Climate change affects everybody, especially poor families since their food security and livelihood are badly affected by droughts, typhoons, and floods. The greatest burden, however, falls on women who are usually tasked to feed families – a practice that cuts across cultures.
In Africa, women spend over 40 billion hours just to gather water. This is just one of the several tasks taken on by women around the globe. With climate change already happening, these obligations become harder and harder to do.
Despite such difficulties, women still continue to act as guardians not only of families but also of environments, especially among indigenous communities.
“We have to put gender at the center of these issues,” Segolene Royal, French Minister of Ecology, Sustainable Development and Energy, said on Tuesday, December 8, designated as Gender Day at the Paris climate talks.
Women, however, should not be seen as mere victims of climate change but as “actors of change,” the French minister stressed. The inclusion of women in decision-making processes on climate action is vital in achieving success, according the United Nations.
Unfortunately, the world of climate negotiations is still dominated by men, Royal argued.
This is reflected in the draft climate agreement, she said, in which mentions of human rights and gender equality are still at risk of being dropped.
“The absence of gender equality throughout the mitigation section is a major omission,” said the Women and Gender Constituency (WGC) under the UN Framework Convention on Climate Change.
On the bright side, the current draft has some existing gender references such as calls for climate policies to be “gender-responsive” – which means policies and programs must address the needs of all.
But women’s rights advocates are not resting their feet until the final outcome of the Paris climate agreement is conceived by the end of the week.
"We should work hard to keep gender equality in the [climate agreement] text," Royal said.
If your government does not support women's rights during the climate negotiations, appeal to them, urged Winnie Byanyima, Oxfam International's executive director.
In 2007, women's rights advocates were snubbed during the climate talks in Bali, Byanyima recalled. There was no constituency that time, the WGC was only established two years later.
Advocates have been pushing for a gender constituency for the climate negotiations for years, but former UNFCCC executive secretary Yvo de Boer kept saying "no," Byanyima shared, thinking there is no room for women since the talks are purely "political and technical."
Advocates proved him wrong.
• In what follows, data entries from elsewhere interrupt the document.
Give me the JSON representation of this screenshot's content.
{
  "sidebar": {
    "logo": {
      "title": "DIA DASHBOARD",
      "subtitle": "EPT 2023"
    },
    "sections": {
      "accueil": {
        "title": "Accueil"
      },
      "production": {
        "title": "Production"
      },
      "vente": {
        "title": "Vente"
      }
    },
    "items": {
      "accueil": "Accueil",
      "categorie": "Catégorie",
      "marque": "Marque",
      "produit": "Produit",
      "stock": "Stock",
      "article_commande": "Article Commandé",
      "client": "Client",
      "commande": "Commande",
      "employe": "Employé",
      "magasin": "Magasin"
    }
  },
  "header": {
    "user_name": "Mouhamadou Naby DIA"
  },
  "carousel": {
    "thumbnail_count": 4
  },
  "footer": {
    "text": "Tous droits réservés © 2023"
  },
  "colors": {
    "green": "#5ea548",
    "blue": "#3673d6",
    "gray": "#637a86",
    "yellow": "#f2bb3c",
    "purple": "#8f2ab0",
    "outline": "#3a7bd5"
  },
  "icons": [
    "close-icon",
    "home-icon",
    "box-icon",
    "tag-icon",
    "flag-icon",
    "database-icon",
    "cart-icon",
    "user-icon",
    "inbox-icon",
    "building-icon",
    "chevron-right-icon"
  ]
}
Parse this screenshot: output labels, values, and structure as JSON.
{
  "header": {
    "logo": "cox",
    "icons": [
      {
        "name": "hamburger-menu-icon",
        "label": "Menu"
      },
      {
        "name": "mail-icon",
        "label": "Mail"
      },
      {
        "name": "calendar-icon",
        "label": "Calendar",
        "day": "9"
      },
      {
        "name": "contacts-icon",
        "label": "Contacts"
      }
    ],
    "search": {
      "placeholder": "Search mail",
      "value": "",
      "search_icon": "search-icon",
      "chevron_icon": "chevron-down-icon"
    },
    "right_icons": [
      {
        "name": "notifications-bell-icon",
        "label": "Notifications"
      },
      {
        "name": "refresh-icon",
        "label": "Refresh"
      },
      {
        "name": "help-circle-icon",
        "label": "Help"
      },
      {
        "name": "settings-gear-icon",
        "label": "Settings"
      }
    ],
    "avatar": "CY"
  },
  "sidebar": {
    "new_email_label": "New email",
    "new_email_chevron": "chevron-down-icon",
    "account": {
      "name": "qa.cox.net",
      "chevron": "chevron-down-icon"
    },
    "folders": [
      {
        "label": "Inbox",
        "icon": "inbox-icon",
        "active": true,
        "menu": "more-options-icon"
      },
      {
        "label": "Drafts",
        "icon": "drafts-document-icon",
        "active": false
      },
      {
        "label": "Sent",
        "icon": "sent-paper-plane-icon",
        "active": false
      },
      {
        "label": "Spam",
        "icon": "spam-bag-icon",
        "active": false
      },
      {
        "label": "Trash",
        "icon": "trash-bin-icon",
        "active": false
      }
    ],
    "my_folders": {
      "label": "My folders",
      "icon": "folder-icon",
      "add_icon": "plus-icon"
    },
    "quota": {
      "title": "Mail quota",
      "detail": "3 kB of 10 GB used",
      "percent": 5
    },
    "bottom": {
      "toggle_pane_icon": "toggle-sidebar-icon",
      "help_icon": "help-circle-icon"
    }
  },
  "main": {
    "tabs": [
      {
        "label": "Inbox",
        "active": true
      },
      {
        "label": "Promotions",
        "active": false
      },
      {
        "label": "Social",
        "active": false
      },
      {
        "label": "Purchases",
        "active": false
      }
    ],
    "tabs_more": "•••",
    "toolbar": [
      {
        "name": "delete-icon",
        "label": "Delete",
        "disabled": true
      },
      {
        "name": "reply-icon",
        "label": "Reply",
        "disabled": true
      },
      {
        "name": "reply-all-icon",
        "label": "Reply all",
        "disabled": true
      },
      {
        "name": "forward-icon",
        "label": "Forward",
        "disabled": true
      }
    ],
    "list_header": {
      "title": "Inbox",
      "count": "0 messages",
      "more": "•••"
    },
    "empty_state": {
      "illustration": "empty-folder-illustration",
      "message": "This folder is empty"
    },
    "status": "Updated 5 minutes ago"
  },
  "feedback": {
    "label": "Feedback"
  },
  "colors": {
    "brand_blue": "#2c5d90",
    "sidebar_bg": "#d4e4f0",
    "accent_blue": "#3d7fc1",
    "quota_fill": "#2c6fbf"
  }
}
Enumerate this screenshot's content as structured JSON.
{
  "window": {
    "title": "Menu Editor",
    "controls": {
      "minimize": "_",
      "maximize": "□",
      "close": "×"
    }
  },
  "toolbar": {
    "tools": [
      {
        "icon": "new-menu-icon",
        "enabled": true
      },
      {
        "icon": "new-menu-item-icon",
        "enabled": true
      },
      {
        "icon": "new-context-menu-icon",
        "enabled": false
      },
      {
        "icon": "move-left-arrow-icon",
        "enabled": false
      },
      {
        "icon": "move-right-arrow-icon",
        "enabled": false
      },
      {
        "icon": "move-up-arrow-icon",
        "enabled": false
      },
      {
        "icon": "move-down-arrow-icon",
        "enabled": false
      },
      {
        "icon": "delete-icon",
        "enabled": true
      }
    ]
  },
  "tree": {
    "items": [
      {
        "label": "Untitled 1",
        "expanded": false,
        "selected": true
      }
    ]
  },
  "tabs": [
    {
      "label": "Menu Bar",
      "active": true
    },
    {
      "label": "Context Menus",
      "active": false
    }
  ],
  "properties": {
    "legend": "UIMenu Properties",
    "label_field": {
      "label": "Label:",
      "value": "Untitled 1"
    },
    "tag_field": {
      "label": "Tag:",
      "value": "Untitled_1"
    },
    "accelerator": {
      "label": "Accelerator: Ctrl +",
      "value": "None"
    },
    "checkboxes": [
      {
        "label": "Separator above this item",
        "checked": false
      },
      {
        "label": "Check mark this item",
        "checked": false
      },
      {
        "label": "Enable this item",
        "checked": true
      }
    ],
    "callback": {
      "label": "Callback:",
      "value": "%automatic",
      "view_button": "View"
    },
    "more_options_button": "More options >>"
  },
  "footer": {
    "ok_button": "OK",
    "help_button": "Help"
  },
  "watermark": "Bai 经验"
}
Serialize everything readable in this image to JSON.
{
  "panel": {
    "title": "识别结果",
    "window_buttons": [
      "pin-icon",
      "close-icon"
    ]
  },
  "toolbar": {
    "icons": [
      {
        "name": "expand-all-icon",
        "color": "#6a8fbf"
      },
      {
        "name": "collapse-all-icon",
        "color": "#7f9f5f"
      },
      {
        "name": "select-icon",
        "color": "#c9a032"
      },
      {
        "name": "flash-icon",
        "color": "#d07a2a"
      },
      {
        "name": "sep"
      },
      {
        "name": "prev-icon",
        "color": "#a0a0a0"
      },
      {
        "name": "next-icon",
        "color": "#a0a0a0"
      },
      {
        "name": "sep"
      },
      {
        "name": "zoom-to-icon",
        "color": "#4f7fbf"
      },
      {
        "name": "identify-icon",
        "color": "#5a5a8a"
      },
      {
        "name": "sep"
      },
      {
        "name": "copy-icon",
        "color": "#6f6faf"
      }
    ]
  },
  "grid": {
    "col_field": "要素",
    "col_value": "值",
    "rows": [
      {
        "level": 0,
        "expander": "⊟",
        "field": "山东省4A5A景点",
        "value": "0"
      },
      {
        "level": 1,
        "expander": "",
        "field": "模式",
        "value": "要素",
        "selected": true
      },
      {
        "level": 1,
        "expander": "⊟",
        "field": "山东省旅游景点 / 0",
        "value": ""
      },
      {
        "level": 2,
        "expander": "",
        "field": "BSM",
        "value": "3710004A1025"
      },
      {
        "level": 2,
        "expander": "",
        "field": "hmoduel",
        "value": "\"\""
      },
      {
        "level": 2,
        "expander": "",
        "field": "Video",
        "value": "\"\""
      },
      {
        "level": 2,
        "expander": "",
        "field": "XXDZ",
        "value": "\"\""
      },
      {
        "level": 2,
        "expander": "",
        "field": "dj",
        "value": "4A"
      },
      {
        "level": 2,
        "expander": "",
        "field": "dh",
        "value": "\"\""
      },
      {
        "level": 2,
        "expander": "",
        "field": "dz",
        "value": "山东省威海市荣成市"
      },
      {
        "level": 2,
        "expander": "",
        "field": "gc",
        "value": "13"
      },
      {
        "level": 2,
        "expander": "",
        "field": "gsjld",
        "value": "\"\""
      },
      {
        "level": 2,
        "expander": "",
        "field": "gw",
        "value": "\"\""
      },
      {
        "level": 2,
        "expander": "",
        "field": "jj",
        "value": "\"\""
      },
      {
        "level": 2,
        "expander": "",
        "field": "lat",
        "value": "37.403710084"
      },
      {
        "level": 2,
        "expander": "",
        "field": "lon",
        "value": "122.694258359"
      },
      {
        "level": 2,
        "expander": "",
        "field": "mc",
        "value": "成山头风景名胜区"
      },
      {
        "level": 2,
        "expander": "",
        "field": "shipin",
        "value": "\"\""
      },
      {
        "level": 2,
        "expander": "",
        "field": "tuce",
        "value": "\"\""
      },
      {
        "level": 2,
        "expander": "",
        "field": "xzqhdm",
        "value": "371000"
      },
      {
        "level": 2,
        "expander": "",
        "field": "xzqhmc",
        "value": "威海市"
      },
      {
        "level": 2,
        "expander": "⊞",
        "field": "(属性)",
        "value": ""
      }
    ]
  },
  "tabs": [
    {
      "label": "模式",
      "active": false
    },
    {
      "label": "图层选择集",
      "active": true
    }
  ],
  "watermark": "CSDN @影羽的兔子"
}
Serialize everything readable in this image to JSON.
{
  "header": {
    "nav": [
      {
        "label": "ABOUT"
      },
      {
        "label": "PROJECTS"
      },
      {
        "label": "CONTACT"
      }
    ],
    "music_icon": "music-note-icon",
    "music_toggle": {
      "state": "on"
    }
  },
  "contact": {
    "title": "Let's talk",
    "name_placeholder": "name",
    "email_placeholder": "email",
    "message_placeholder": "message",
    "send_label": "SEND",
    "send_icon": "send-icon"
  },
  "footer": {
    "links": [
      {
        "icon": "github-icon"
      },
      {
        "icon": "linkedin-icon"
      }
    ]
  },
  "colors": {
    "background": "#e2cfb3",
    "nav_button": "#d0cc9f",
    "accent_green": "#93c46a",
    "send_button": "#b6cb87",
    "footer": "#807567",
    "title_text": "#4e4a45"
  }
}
Today, women from all over the world are pushing for 3 main things in the Paris climate agreement:
- Equal participation of women in climate policy-making.
- Gender-responsive climate policies.
- Tackle underlying power relations in society.
This week, all eyes are on Paris as world leaders wrap up their motives to save the planet. But will women's voices be heard in Paris? One can only hope for now. – Rappler.com